### Material for this task:
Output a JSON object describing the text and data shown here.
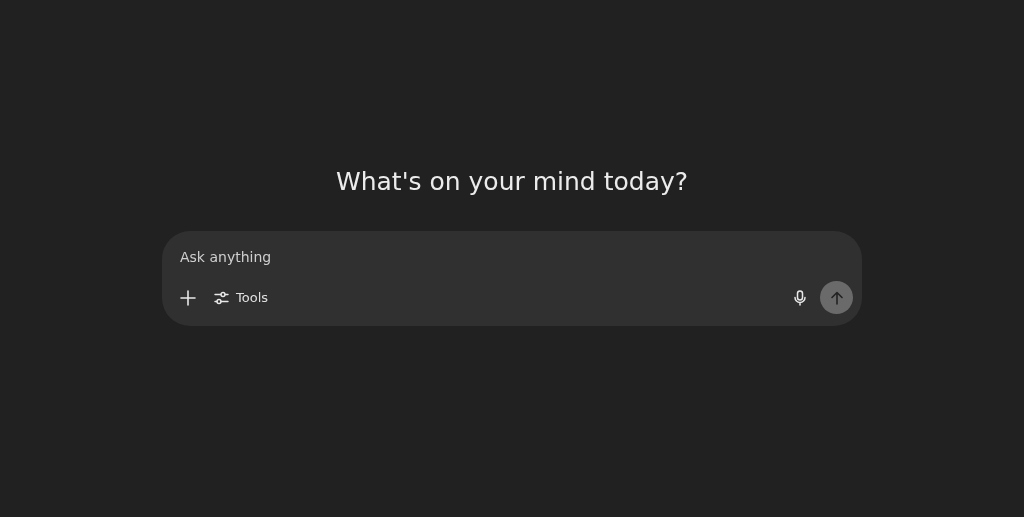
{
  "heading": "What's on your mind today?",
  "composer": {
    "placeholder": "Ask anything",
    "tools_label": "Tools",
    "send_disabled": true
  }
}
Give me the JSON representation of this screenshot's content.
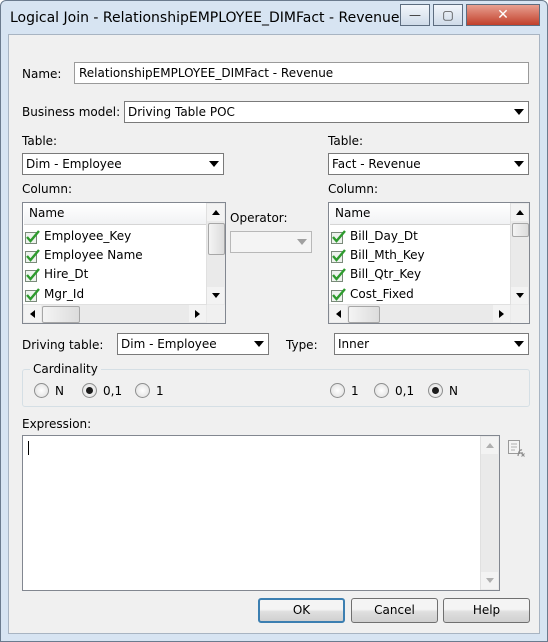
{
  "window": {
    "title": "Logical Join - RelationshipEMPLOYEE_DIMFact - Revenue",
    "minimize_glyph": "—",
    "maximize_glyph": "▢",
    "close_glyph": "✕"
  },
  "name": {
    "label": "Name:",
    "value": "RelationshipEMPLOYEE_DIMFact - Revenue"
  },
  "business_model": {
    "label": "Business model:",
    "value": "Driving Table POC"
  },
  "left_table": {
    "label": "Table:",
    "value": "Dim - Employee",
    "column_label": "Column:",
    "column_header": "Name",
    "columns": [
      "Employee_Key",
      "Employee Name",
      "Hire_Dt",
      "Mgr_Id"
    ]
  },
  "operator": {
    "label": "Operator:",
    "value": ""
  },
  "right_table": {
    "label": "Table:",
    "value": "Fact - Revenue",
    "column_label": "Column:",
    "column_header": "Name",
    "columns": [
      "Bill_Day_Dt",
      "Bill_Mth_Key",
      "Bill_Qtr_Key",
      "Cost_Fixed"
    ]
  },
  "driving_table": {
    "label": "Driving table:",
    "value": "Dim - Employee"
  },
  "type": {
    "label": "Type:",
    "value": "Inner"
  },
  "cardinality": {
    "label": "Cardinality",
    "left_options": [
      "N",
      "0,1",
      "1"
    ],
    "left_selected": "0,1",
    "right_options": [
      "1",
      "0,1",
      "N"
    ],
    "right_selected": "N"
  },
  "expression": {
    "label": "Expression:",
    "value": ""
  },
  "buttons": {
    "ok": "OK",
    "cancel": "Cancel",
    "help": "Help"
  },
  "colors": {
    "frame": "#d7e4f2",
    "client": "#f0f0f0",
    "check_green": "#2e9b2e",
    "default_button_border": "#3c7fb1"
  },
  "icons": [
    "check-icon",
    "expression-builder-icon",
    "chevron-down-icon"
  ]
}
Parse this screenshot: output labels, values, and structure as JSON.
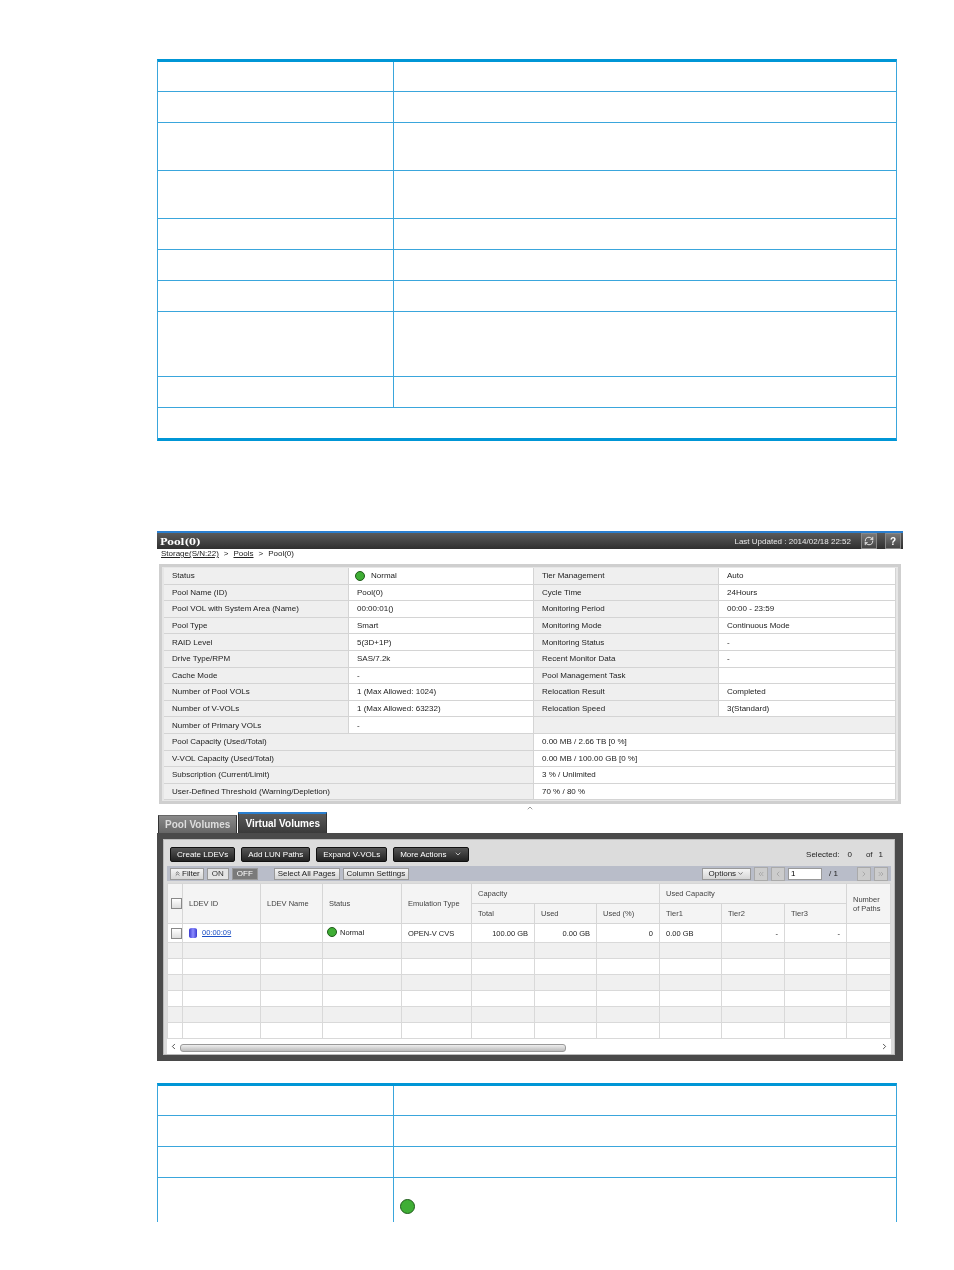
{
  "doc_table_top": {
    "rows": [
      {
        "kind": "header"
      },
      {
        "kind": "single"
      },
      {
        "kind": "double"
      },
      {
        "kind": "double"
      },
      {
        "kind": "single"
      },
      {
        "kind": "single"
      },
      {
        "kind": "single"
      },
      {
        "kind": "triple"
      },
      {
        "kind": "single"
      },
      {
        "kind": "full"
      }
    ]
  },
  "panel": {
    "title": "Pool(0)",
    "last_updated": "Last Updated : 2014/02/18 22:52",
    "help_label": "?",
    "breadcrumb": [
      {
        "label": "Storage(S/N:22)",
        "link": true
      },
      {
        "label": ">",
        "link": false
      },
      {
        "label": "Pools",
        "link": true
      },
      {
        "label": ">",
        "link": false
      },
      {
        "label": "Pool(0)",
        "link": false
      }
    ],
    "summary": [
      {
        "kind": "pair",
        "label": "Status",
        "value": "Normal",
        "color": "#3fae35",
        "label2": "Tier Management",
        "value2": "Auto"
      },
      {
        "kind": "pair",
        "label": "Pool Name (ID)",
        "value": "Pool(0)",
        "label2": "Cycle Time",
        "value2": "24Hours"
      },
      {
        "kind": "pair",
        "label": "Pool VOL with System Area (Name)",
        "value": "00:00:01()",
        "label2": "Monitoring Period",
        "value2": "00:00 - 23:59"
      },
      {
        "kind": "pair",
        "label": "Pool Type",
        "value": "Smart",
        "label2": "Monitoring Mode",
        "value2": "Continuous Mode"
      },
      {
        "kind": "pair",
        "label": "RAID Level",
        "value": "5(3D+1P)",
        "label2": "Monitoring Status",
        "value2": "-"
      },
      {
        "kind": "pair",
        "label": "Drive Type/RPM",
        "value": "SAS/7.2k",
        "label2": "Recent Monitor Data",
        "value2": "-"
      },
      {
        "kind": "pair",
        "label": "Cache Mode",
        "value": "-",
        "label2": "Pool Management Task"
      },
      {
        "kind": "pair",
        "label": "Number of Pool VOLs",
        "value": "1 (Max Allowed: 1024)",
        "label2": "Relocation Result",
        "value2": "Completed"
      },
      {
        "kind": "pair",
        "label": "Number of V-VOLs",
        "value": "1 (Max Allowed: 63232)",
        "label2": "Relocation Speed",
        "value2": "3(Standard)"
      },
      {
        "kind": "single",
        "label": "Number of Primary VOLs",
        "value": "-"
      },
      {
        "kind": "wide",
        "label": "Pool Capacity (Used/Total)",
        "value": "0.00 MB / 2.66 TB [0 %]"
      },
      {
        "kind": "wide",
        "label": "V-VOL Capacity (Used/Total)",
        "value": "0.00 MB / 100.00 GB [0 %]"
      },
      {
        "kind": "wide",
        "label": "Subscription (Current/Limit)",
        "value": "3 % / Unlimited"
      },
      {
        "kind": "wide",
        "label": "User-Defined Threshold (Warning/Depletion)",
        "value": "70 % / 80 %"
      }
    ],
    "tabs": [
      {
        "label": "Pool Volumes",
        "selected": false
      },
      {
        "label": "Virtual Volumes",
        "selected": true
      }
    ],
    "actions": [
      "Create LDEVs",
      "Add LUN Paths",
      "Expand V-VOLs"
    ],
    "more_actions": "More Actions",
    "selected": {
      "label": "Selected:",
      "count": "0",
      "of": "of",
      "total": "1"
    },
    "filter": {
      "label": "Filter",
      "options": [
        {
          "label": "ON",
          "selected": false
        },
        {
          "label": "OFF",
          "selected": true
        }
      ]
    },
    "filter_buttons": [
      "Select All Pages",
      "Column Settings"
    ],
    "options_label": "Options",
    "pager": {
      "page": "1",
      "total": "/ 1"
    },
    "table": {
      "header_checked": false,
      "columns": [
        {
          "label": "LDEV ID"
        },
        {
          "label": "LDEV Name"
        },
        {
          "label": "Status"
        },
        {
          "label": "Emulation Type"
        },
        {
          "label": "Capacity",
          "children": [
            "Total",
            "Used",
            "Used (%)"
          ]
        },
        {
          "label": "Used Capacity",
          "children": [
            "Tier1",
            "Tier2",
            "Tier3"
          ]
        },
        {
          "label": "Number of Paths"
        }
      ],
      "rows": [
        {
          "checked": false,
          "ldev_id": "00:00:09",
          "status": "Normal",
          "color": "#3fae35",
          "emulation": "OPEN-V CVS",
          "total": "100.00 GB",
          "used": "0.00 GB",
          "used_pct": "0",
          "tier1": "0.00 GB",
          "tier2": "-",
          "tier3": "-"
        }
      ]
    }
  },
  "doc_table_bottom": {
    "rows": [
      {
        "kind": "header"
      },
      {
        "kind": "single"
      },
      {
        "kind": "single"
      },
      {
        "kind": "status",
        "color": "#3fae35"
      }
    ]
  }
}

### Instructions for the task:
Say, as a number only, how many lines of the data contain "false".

### Exercise response:
7